The final act, the much-awaited and highly anticipated Finntroll, somehow felt a little bit lacking after Ensiferum's. Perhaps it was I forged my way to the front and was promptly slammed by moshers during "Solsagan", or perhaps it was because of the lack of copious amounts of fog, but the energy and sound just weren't quite so crisp. This isn't to say that Finntroll put on a subpar show whatsoever. It was extremely enjoyable to see Nifelvind played live in (almost) its entirety, and I was impressed with the live musicianship and aggressive attitude of the band. The end of the show was ideal, and Finntroll were certainly the band to do it. Ensiferum would have left the crowd in a frenzy, but lacking a certain closure. The slightly less intense Finntroll ensured that everyone had a chance to cool down, enjoy some quality trollish tunes, and go home happy.

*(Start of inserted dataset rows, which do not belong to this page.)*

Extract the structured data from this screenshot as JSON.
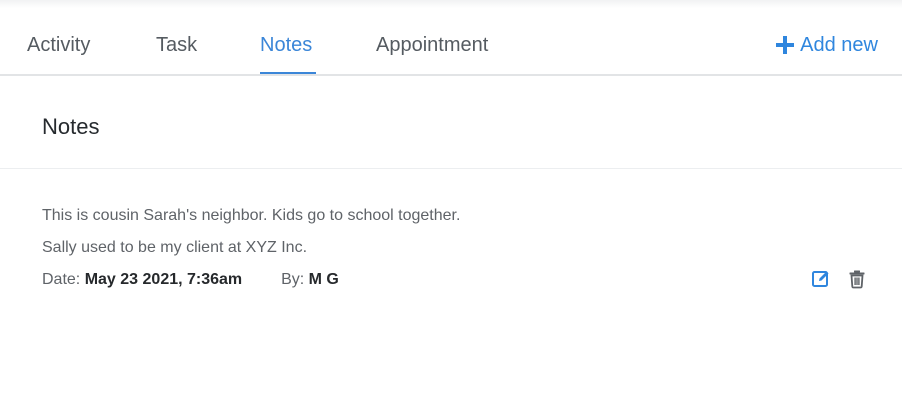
{
  "tabs": [
    {
      "label": "Activity",
      "active": false
    },
    {
      "label": "Task",
      "active": false
    },
    {
      "label": "Notes",
      "active": true
    },
    {
      "label": "Appointment",
      "active": false
    }
  ],
  "add_new": {
    "label": "Add new",
    "icon": "plus-icon"
  },
  "section": {
    "title": "Notes"
  },
  "note": {
    "lines": [
      "This is cousin Sarah's neighbor. Kids go to school together.",
      "Sally used to be my client at XYZ Inc."
    ],
    "date_label": "Date:",
    "date_value": "May 23 2021, 7:36am",
    "by_label": "By:",
    "by_value": "M G",
    "actions": [
      {
        "icon": "edit-icon",
        "color": "#2f86de"
      },
      {
        "icon": "trash-icon",
        "color": "#5f6368"
      }
    ]
  },
  "colors": {
    "accent": "#3b86d8",
    "text_muted": "#5f6368",
    "text_dark": "#26292c"
  }
}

The Finns were just as good as I wanted them to be, and Barren Earth and Ensiferum exceeded my expectations by a fair margin. Folk metal continues to become a stronger niche for me and will probably gain a little more attention at Black Wind in coming days. If you saw the Finns on tour, you know precisely how great the experience was. If you haven't had an opportunity to see any of these bands yet, they've been coming around with relative frequency (about once a year and a half or so), and you owe it to yourself to catch them the next time around!